UCSC Arboretum to conduct vegetation surveys under $2.6M state contract

A team of UCSC botanists will carry out surveys for the California Department of Fish and Wildlife in support of a statewide vegetation classification and mapping program

botantists conducting survey
A team of UCSC botanists led by Brett Hall, director of the Arboretum’s California Native Plant Program, is conducting vegetation surveys for the California Department of Fish and Wildlife’s VegCAMP program. (Photos by Lucy Ferneyhough)
botanists surveying interior coast range
botanists surveying the Kettleman Hills
botanists surveying oak woodland

The California Department of Fish and Wildlife (CDFW) has awarded a $2.6 million contract to the UC Santa Cruz Arboretum & Botanic Garden to conduct vegetation surveys in support of the statewide Vegetation Classification and Mapping Program (VegCAMP).

A team of botanists led by Brett Hall, director of the Arboretum’s California Native Plant Program, will carry out the surveys, focusing primarily on three main geographic areas: the Northern Sierra Nevada, Central California Interior Coast Ranges, and Northern California Interior Coast Ranges.

“This is important conservation work for the state,” Hall said. “Many vegetation types are becoming rare or face threats from fragmentation and invasive weeds, and this project will allow us to see what we have in California on a fine scale and make that information available to support conservation and management decisions.”

The VegCAMP program aims to survey the entire state according to new protocols developed by CDFW and the California Native Plant Society for sampling and classifying vegetation types. These protocols comply with state and federal standards and will provide a more consistent and accurate representation of vegetation types throughout the state.

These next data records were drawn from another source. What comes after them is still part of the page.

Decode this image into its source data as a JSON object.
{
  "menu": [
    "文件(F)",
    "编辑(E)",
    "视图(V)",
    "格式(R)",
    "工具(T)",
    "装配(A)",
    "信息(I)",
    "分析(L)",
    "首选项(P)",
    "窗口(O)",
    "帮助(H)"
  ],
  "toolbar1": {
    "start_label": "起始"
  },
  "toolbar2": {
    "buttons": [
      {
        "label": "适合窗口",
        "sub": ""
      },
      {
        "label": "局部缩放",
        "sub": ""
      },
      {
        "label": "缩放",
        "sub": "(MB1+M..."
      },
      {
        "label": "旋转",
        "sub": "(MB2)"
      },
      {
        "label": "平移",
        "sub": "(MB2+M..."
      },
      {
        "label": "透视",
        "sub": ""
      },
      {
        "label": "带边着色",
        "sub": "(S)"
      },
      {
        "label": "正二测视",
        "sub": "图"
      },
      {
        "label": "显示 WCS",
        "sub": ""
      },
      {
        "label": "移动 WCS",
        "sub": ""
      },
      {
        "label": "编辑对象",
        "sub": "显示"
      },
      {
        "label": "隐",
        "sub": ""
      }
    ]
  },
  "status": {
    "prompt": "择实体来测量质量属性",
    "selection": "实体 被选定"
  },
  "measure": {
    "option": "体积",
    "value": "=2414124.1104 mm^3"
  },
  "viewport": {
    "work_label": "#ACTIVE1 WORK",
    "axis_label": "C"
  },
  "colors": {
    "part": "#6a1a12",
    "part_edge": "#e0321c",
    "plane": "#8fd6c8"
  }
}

The Arboretum team will be focusing on areas of the state that have not previously been surveyed using these protocols. Other groups are also involved in the VegCAMP effort, which has received $20 million in funding from the state.

Lucy Ferneyhough, project manager for the Arboretum’s Native Plant Program, said all the data they collect will be publicly available. “Vegetation maps have been completed for a few areas and are available for land managers,” she said. “These maps can help with fire planning and vegetation management and can help land trusts determine where to acquire land to create effective habitat corridors.”

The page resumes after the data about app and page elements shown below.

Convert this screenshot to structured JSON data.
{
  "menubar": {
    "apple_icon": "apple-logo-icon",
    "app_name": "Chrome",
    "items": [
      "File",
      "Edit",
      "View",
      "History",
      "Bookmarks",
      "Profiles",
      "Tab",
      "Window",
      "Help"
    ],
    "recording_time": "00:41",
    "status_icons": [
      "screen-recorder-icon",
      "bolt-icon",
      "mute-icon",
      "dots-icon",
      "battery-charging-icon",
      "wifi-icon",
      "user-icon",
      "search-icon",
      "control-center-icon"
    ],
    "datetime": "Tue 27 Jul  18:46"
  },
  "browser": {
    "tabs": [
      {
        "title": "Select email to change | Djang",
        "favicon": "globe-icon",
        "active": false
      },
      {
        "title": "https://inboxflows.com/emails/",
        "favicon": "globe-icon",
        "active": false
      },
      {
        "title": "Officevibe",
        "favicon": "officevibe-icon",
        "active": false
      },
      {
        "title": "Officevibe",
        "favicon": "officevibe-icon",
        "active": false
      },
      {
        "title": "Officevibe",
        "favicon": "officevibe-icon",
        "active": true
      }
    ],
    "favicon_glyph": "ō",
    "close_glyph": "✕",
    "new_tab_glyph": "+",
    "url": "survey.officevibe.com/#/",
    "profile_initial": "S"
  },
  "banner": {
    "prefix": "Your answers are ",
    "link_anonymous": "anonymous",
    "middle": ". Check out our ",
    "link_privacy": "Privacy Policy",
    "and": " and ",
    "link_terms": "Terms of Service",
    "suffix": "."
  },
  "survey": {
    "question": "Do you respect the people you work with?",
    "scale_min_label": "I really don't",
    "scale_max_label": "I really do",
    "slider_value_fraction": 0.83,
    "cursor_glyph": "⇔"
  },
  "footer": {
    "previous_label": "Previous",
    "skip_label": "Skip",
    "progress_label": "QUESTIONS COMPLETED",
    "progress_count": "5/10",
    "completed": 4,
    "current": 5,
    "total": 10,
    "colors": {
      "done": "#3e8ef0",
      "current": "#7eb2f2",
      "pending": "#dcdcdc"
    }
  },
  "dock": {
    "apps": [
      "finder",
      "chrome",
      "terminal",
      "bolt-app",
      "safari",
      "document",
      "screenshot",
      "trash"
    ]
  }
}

Arboretum botanist Alex Hubner emphasized the importance of having good baseline data on California’s vegetation types. “We don’t necessarily know what’s out there, and we need to get a snapshot of what we have now so we can observe how it changes and identify areas that are at risk and in need of management,” he said.

Hubner explained that when the team heads out to a site, they start with a general idea of what might be there, but what they find in the field directs the survey process. “We’re trying to find plant community types that are recurring and predictable across the landscape,” he said. “There might be a stand of chamise, and then another area with chamise and bigberry manzanita, and those are two distinct vegetation types, so we’ll do a survey within each type to represent those plant communities.”

The mapping side of the program relies on aerial imagery of the landscape. By looking at the data collected in the field and correlating it with the overhead images, mappers can predict the locations and extent of each vegetation type.

According to Ferneyhough, conservation efforts have often tended to focus on individual species rather than communities and ecosystems. “Vegetation mapping can direct more attention to rare communities and habitats, so we can prioritize the protection of entire habitats,” she said.

Hall, Ferneyhough, and Hubner have been involved in several earlier surveys using the VegCAMP protocols, giving them the expertise CDFW sought for the new contract. They are hiring a team of experienced botanists to join them in this project, including two recent graduates of UCSC who worked at the Arboretum as student interns.

“The Native Plant Program at the Arboretum is a far-reaching effort to collect good plant materials for education, research, and conservation purposes,” Hall said. “We are learning a great deal about the state’s vegetation through this new project, and the knowledge and skills we gain will help us teach students how to look at vegetation and understand the new classifications.”